We meet the architect Takahiro Ushijima, born in 1985, who has opened his studio Ushijima Architects since 2016.
His architectural structures, since his first work K-House In Tsujido-Higashi, are influenced by the great Japanese architectural theorist of the twentieth century Kazuo Shinohara (1925-2006), whom we adore.
The master, a leading exponent of the architecture of the 70s and 80s, proved to be very influential for the following generations. After an initial approach based on simple compositions, his thought gradually turned - also through the use of reinforced concrete - towards internal environments that geometrically and volumetrically condition the design of the external spaces (see Tanikawa House and House in Uehara).
In Takahiro Ushijima's K-House project, the visible structural elements also act as separating elements between the various functions of the house, as well as a real internal landscape, given the closure to the outside of the house. And even in the most recent projects, the same influence can be seen, certainly reinterpreted by the architect in a contemporary key, both in terms of the internal / external connection and the usability of the spaces, which adapt to a very current lifestyle.
Let's start with the first question to break the ice: How do you get your tea?
In the morning I always start with a cup of tea as I plan my chores for the day! It is a very important habit.
To this day, what do you think is your most significant and representative work of your design approach? Is there a project that you consider emblematic to tell who are you?
My most significant and representative work is undoubtedly K-House in Tsujido-Higashi, as it was my first project for a single-family house.

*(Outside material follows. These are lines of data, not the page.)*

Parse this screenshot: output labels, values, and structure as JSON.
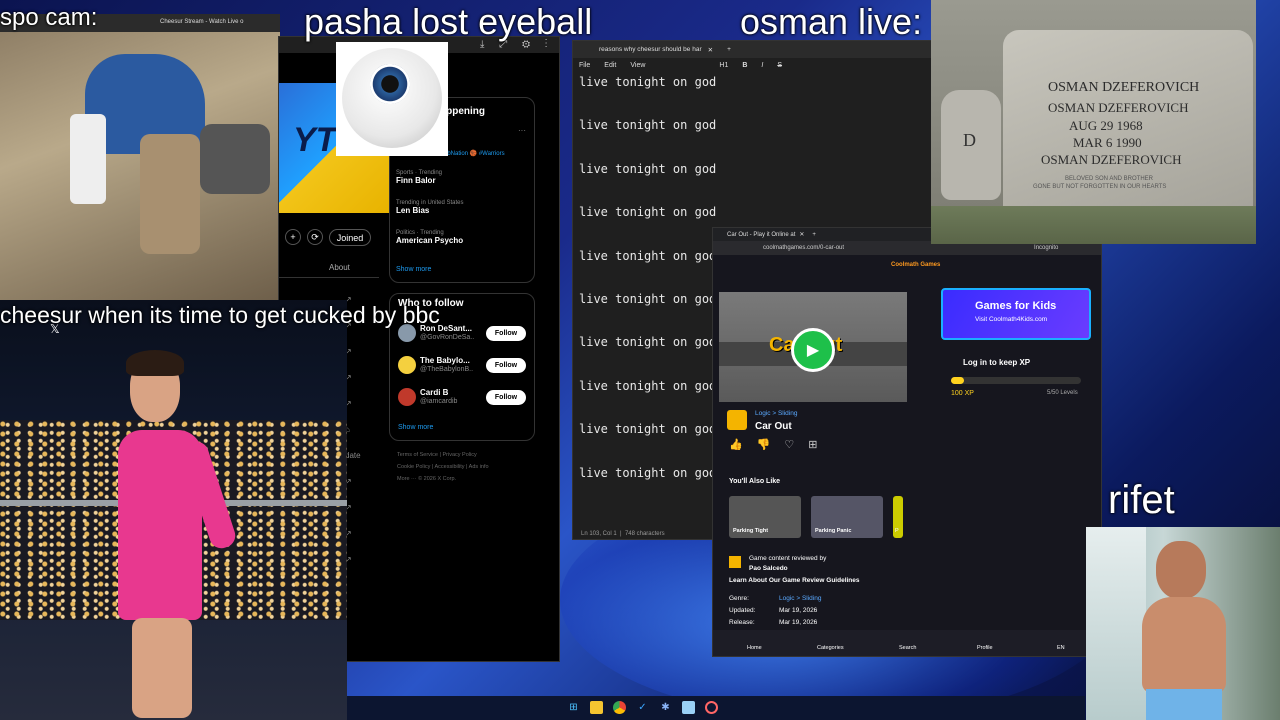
{
  "overlays": {
    "spo_cam": "spo cam:",
    "pasha": "pasha lost eyeball",
    "osman": "osman live:",
    "cheesur": "cheesur when its time to get cucked by bbc",
    "rifet": "rifet"
  },
  "spo_browser": {
    "tab_title": "Cheesur Stream - Watch Live o"
  },
  "x_app": {
    "banner_text": "YT",
    "happening_title": "oppening",
    "happening_hashtag": "ubNation 🏀 #Warriors",
    "profile_action_joined": "Joined",
    "about_label": "About",
    "trends": [
      {
        "meta": "Sports · Trending",
        "name": "Finn Balor"
      },
      {
        "meta": "Trending in United States",
        "name": "Len Bias"
      },
      {
        "meta": "Politics · Trending",
        "name": "American Psycho"
      }
    ],
    "show_more_trends": "Show more",
    "who_to_follow_title": "Who to follow",
    "accounts": [
      {
        "name": "Ron DeSant...",
        "handle": "@GovRonDeSa..",
        "follow": "Follow"
      },
      {
        "name": "The Babylo...",
        "handle": "@TheBabylonB..",
        "follow": "Follow"
      },
      {
        "name": "Cardi B",
        "handle": "@iamcardib",
        "follow": "Follow"
      }
    ],
    "show_more_follow": "Show more",
    "footer": [
      "Terms of Service",
      "Privacy Policy",
      "Cookie Policy",
      "Accessibility",
      "Ads info",
      "More ···",
      "© 2026 X Corp."
    ],
    "side_labls": [
      "date"
    ]
  },
  "doc_app": {
    "tab_title": "reasons why cheesur should be har",
    "menu": [
      "File",
      "Edit",
      "View"
    ],
    "toolbar": [
      "H1",
      "B",
      "I",
      "S"
    ],
    "lines": [
      "live tonight on god",
      "live tonight on god",
      "live tonight on god",
      "live tonight on god",
      "live tonight on god",
      "live tonight on god",
      "live tonight on god",
      "live tonight on god",
      "live tonight on god",
      "live tonight on god"
    ],
    "status_position": "Ln 103, Col 1",
    "status_chars": "748 characters"
  },
  "coolmath": {
    "tab_title": "Car Out - Play it Online at",
    "url": "coolmathgames.com/0-car-out",
    "incognito": "Incognito",
    "logo": "Coolmath Games",
    "game_banner_text": "Car Out",
    "category": "Logic > Sliding",
    "game_title": "Car Out",
    "promo_title": "Games for Kids",
    "promo_sub": "Visit Coolmath4Kids.com",
    "login_prompt": "Log in to keep XP",
    "xp": "100 XP",
    "levels": "5/50 Levels",
    "xp_progress": 0.1,
    "also_like_title": "You'll Also Like",
    "also_like": [
      "Parking Tight",
      "Parking Panic",
      "P"
    ],
    "review_line1": "Game content reviewed by",
    "reviewer": "Pao Salcedo",
    "review_link": "Learn About Our Game Review Guidelines",
    "details": [
      {
        "label": "Genre:",
        "value": "Logic > Sliding"
      },
      {
        "label": "Updated:",
        "value": "Mar 19, 2026"
      },
      {
        "label": "Release:",
        "value": "Mar 19, 2026"
      }
    ],
    "nav": [
      "Home",
      "Categories",
      "Search",
      "Profile",
      "EN"
    ]
  },
  "gravestone": {
    "lines": [
      "OSMAN DZEFEROVICH",
      "OSMAN DZEFEROVICH",
      "AUG 29 1968",
      "MAR 6 1990",
      "OSMAN DZEFEROVICH"
    ],
    "epitaph1": "BELOVED SON AND BROTHER",
    "epitaph2": "GONE BUT NOT FORGOTTEN IN OUR HEARTS",
    "vase_letter": "D"
  },
  "colors": {
    "accent_blue": "#1d9bf0",
    "xp_yellow": "#ffd21f",
    "dress_pink": "#e8388f"
  }
}
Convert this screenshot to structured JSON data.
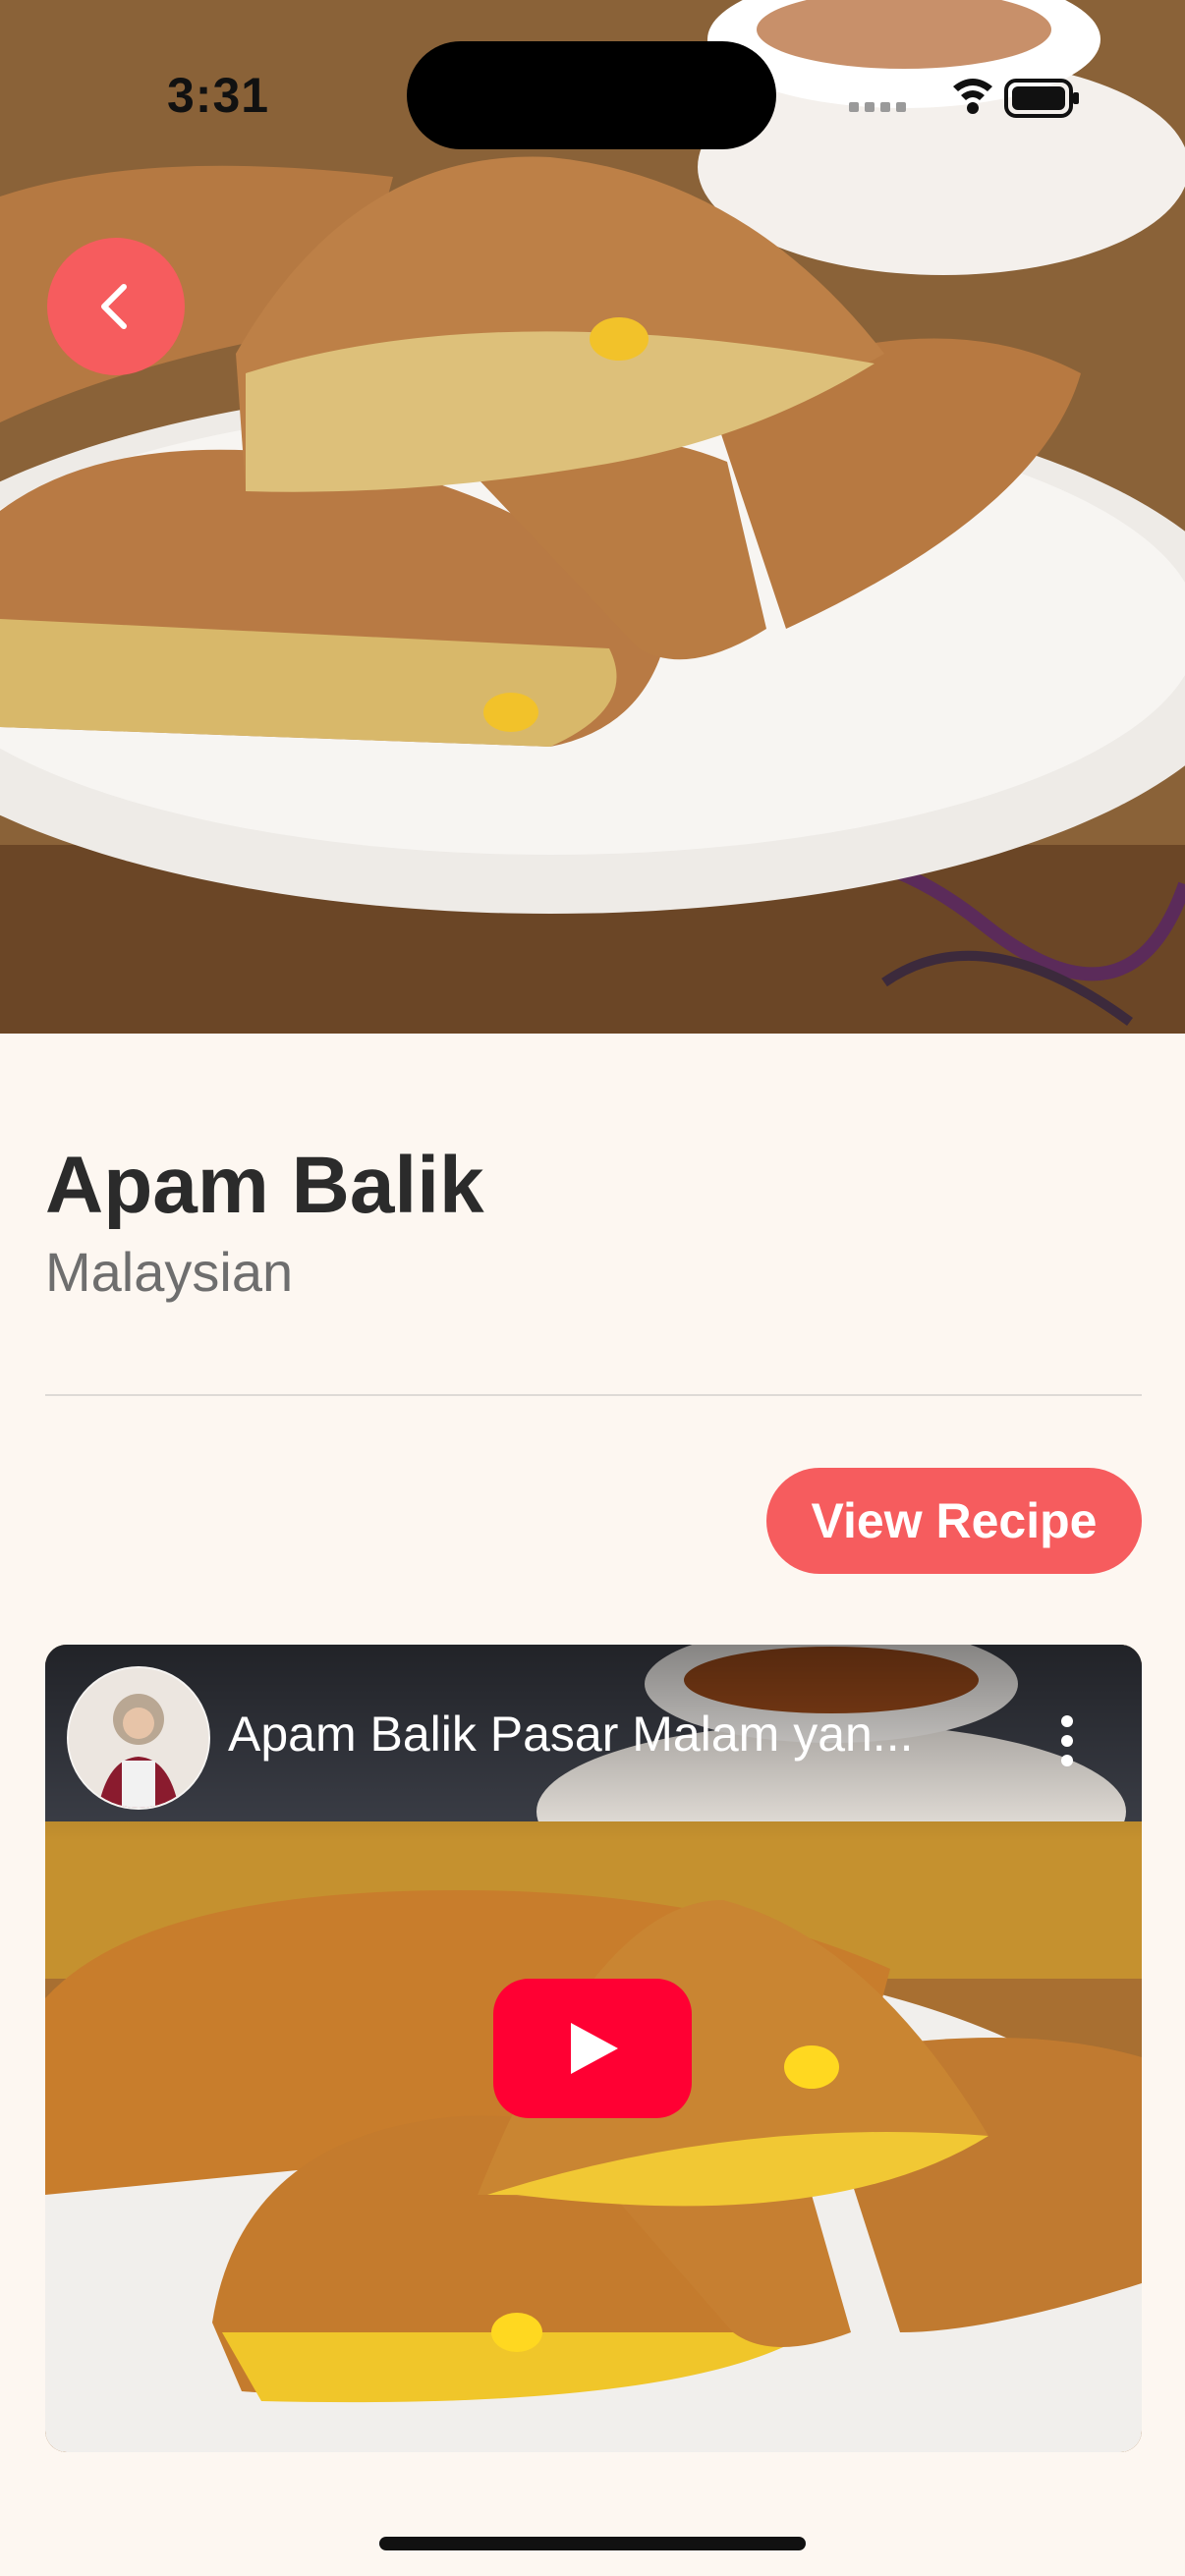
{
  "status_bar": {
    "time": "3:31"
  },
  "recipe": {
    "title": "Apam Balik",
    "cuisine": "Malaysian",
    "view_recipe_label": "View Recipe"
  },
  "video": {
    "title": "Apam Balik Pasar Malam yan..."
  },
  "colors": {
    "accent": "#F65C5E",
    "background": "#FDF7F1",
    "youtube_red": "#FF0033"
  },
  "icons": {
    "back": "chevron-left-icon",
    "play": "play-icon",
    "more": "more-vertical-icon",
    "wifi": "wifi-icon",
    "battery": "battery-icon",
    "signal": "cellular-signal-icon"
  }
}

In this house I tried to metaphorically represent the surrounding environment and the family that would have lived there.
What do you think is a decisive project (of others) for your professional career? Who do you consider your teacher or an important reference for your work?
I started my office in 2016, most of my works are still in progress (photo2), so at the moment I can't yet say if there was a project that was decisive for me. I was certainly influenced by Kazuo Shinohara and Kazunari Sakamoto in the first place: it is impossible to make references to the Japanese house without mentioning them.
What will be the direction for the future of Japanese home architecture? Climate change, the aging of the population, the evolution of our daily habits due to the pandemic, which changes can affect the living spaces of tomorrow and how?
For more than ten years, many young Japanese architects have paid attention to the sense of community: despite the various possibilities of meeting online, the pandemic has opened our eyes to the importance of community, revealing the importance of physically meeting to talk to each other. and share everyday life. Obviously, thanks to technology, houses will become more and more intelligent and automated, however I believe that Japanese architects will continue to build more concrete and traditional houses.
1985 (Ibaraki, Japan)
2007 B. Arch, Tokyo University of Science
2009 M. Arch, Chiba University
2016 Established Ushijima Architects